Kevin Gray's excellent transfer, which is noticeably warmer and more detailed than the Fantasy SACD Eric Dolphy: Out There, reveals how engineer Rudy Van Gelder experimented with instrument placement and reverb to enhance the unusual qualities of this ensemble. On most of the tunes, Ron Carter's cello is panned to the right channel with Roy Haynes' drum kit, but on some tracks Van Gelder moves him to the center for a closer blend with George Duvivier. RVG's compulsion to gild the lily, raising and lowering the level of reverb in the live mix, needlessly softens the bite of the bows on strings. By the time Dolphy recorded his masterpiece "Out to Lunch" at the Englewood Cliffs studio in February 1964, Van Gelder was exercising more restraint.
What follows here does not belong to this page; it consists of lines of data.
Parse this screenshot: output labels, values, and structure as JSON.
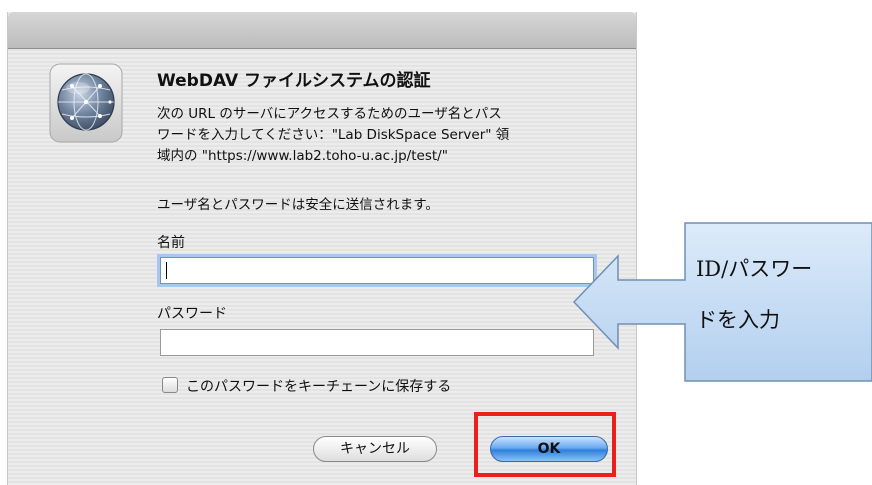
{
  "dialog": {
    "title": "WebDAV ファイルシステムの認証",
    "message_lines": [
      "次の URL のサーバにアクセスするためのユーザ名とパス",
      "ワードを入力してください：\"Lab DiskSpace Server\" 領",
      "域内の \"https://www.lab2.toho-u.ac.jp/test/\""
    ],
    "note": "ユーザ名とパスワードは安全に送信されます。",
    "name_label": "名前",
    "name_value": "",
    "password_label": "パスワード",
    "password_value": "",
    "keychain_label": "このパスワードをキーチェーンに保存する",
    "keychain_checked": false,
    "cancel_label": "キャンセル",
    "ok_label": "OK",
    "icon": "network-globe-icon"
  },
  "annotation": {
    "callout_lines": [
      "ID/パスワー",
      "ドを入力"
    ],
    "callout_color": "#c6dcf3",
    "highlight_color": "#e8211b"
  }
}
The first few years he lived in New York, Dolphy enthusiastically contributed to some of the most conceptually advanced projects in new jazz. He performed and recorded with Charles Mingus' Jazz Workshop at festivals in Europe and club dates in New York; recorded three studio albums for Prestige under his own leadership; participated in a Third Stream music project with composer Gunther Schuller; appeared alongside Ornette Coleman on the iconic album "Free Jazz"; and resumed a musical conversation with John Coltrane that would culminate in a controversial run at the Village Vanguard that provoked a backlash from narrow-minded critics at Down Beat and other music magazines.
By 1963, there were far fewer and much less remunerative opportunities for working musicians. The musical direction he was exploring was documented on "Iron Man" and "Conversations" recorded for independent producer Alan Douglas, and "Out to Lunch!" for Blue Note Records. (The 192/24 transfer of "Out to Lunch!" from the original master tape is available as a hi-res download, and is highly recommended). A tour of Europe in 1964 briefly reunited him with Charles Mingus but led his death at age 36 in a Berlin hospital, where doctors struggled unsuccesfully to diagnose and treat him for a diabetic coma.
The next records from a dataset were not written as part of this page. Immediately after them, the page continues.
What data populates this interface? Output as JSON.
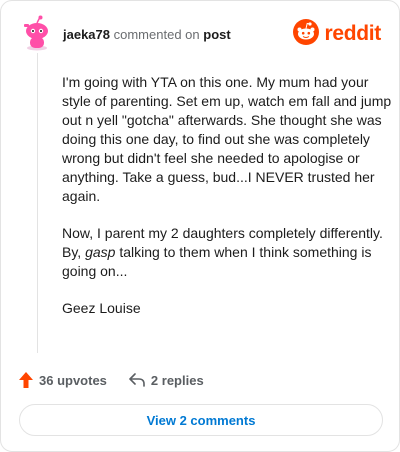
{
  "header": {
    "username": "jaeka78",
    "action_text": "commented on",
    "post_link": "post",
    "logo_text": "reddit"
  },
  "comment": {
    "paragraph1": "I'm going with YTA on this one. My mum had your style of parenting. Set em up, watch em fall and jump out n yell \"gotcha\" afterwards. She thought she was doing this one day, to find out she was completely wrong but didn't feel she needed to apologise or anything. Take a guess, bud...I NEVER trusted her again.",
    "paragraph2_before": "Now, I parent my 2 daughters completely differently. By, ",
    "paragraph2_em": "gasp",
    "paragraph2_after": " talking to them when I think something is going on...",
    "paragraph3": "Geez Louise"
  },
  "actions": {
    "upvotes_label": "36 upvotes",
    "replies_label": "2 replies"
  },
  "view_comments_label": "View 2 comments",
  "colors": {
    "brand": "#ff4500",
    "link": "#0079d3",
    "avatar_pink": "#ff4fa8"
  },
  "icons": {
    "avatar": "snoo-avatar-icon",
    "logo": "reddit-logo-icon",
    "upvote": "upvote-arrow-icon",
    "reply": "reply-arrow-icon"
  }
}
His conception of the alto sax honored the contributions of Charlie Parker while taking wing in new harmonic directions. As a jazz bass clarinetist he was, and remains, without peer; a sound innovator and an inspiration for subsequent generations of musicians.
Eric Dolphy was quoted as saying: "When you hear music, after it's over, it's gone in the air. You can never capture it again."
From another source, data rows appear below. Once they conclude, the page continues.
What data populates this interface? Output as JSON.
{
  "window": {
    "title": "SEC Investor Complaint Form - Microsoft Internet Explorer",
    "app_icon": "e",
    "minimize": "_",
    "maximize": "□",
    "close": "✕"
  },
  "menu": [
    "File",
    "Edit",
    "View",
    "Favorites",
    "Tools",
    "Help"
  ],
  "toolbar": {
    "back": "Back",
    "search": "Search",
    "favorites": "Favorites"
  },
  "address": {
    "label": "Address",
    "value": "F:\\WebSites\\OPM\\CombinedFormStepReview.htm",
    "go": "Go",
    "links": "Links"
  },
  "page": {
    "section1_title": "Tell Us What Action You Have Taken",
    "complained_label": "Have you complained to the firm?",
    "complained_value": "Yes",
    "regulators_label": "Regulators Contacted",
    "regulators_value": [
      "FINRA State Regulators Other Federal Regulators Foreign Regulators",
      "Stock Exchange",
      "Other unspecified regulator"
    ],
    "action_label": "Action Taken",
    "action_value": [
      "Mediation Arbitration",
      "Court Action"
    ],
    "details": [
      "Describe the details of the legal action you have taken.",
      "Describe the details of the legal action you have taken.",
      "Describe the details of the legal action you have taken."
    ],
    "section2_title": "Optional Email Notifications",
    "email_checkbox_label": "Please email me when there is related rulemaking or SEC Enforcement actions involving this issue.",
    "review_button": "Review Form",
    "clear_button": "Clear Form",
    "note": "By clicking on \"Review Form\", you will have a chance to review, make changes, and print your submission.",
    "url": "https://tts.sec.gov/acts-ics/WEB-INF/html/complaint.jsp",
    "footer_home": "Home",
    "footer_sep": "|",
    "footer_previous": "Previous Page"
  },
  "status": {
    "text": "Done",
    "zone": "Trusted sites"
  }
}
But if you listen very closely, you can hear the echoes.
So long, Eric.
1. Out There
3. The Baron
5. 17 West
6. Sketch Of Melba
Eric Dolphy, alto sax, flute, bass clarinet and Bb clarinet; Ron Carter, cello; George Duvivier, bass; Roy Haynes, drums
Audio production by Esmond Edwards. Recorded at Van Gelder Studio, Englewood Cliffs, NJ, August 15, 1960
Copyright © 2018 Mark Werlin and HRAudio.net